***** Data for the task *****
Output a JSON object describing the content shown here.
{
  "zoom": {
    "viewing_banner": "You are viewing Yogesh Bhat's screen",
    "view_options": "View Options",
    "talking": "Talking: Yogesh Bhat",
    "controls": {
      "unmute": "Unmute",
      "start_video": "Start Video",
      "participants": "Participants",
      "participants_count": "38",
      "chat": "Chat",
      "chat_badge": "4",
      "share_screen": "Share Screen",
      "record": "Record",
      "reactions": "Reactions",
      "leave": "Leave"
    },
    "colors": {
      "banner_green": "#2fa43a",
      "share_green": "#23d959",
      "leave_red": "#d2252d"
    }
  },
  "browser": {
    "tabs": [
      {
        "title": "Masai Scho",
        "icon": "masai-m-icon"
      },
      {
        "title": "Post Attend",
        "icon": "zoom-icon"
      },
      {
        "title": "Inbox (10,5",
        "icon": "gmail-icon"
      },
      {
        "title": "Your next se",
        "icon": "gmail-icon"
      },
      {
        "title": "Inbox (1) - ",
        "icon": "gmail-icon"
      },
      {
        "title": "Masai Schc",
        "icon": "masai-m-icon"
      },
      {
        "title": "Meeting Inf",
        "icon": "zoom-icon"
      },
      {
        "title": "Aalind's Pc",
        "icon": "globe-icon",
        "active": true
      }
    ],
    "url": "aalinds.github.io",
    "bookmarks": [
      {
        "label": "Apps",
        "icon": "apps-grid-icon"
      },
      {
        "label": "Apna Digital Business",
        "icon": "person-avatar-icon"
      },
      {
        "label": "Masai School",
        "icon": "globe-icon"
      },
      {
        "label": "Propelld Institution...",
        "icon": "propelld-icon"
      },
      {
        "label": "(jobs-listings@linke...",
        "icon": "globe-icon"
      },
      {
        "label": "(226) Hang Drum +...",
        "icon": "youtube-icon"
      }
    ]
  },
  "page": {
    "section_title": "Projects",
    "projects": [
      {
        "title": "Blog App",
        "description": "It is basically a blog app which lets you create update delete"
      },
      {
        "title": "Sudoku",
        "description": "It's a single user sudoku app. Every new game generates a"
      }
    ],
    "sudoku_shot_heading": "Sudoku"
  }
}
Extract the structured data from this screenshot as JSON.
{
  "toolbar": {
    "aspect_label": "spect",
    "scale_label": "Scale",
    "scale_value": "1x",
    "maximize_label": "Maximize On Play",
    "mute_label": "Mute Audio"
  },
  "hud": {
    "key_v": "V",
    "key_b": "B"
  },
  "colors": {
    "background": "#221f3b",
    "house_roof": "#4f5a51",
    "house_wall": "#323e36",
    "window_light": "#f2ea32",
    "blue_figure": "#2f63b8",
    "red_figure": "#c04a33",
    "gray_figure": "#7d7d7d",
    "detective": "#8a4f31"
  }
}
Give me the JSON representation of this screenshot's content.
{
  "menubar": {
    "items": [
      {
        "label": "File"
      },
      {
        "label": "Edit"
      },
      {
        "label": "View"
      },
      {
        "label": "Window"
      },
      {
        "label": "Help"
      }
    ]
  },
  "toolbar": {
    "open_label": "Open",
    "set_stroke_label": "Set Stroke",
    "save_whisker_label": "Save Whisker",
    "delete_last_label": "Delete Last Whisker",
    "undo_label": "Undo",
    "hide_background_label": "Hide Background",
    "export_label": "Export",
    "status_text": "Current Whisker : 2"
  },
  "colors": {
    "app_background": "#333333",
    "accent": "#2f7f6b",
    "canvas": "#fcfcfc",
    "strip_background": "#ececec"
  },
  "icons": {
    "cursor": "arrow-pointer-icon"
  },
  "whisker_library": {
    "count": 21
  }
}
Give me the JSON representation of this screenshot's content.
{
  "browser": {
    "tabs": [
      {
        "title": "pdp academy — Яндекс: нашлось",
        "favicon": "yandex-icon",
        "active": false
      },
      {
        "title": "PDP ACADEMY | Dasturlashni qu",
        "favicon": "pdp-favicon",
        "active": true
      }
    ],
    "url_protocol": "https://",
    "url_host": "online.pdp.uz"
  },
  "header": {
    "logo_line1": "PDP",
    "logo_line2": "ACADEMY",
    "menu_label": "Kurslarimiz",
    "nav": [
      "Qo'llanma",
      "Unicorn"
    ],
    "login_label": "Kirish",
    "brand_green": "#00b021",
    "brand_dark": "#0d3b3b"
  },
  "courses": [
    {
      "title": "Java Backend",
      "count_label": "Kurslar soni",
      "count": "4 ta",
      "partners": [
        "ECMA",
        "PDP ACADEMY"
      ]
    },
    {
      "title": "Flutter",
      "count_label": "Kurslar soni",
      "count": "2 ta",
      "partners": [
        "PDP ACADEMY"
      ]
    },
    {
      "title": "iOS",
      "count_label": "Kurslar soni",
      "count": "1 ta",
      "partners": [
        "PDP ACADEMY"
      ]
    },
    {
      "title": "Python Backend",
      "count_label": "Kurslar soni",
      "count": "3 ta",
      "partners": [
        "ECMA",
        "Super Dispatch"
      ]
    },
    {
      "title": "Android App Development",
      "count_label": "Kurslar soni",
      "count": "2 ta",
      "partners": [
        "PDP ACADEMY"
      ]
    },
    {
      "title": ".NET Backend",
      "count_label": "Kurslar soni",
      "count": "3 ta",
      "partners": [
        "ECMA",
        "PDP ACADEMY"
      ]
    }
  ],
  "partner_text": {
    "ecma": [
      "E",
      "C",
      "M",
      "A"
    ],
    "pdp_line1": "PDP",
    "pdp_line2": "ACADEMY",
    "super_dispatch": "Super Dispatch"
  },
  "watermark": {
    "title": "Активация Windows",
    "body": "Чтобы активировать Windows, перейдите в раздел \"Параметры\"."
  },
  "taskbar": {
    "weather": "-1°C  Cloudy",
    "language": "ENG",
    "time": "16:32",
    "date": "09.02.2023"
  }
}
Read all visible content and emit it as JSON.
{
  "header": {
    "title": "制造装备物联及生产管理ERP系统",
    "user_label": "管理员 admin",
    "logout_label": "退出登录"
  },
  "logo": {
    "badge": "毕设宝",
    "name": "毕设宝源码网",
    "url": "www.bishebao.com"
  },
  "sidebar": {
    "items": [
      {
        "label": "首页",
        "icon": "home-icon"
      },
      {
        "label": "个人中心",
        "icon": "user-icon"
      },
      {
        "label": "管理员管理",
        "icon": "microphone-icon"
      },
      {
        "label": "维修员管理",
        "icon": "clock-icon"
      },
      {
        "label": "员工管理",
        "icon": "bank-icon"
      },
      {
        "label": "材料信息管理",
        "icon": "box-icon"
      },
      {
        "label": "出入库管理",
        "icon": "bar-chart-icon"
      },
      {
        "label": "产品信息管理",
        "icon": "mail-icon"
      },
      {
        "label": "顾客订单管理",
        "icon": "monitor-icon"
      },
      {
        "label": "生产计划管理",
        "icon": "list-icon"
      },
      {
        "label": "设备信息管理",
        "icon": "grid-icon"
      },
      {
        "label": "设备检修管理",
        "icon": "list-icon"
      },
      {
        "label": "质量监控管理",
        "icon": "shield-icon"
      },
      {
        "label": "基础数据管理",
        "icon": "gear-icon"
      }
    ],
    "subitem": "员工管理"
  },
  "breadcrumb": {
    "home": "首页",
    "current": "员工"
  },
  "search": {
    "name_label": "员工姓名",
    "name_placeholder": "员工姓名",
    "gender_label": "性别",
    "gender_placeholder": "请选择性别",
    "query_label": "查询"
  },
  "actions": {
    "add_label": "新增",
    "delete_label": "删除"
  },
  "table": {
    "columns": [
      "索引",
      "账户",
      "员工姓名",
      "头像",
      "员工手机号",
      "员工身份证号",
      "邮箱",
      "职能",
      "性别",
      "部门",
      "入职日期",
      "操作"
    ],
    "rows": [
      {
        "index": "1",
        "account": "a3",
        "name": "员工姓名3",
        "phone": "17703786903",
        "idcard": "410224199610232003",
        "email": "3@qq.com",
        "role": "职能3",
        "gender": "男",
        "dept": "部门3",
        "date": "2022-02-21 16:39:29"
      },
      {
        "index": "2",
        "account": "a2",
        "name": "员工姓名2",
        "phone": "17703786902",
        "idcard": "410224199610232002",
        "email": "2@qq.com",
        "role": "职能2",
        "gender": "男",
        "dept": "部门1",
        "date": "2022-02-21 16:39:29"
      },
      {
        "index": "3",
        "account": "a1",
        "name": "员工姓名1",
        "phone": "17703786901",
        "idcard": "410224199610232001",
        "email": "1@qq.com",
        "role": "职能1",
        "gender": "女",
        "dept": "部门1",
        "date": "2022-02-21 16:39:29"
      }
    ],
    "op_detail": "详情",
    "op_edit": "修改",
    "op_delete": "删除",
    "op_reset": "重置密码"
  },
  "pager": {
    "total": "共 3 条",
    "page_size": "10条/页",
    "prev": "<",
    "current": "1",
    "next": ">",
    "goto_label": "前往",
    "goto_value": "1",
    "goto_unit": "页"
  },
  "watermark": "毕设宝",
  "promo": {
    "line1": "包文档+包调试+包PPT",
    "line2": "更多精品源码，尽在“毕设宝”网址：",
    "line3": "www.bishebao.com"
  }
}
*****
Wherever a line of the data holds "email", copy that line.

        "email": "3@qq.com",
        "email": "2@qq.com",
        "email": "1@qq.com",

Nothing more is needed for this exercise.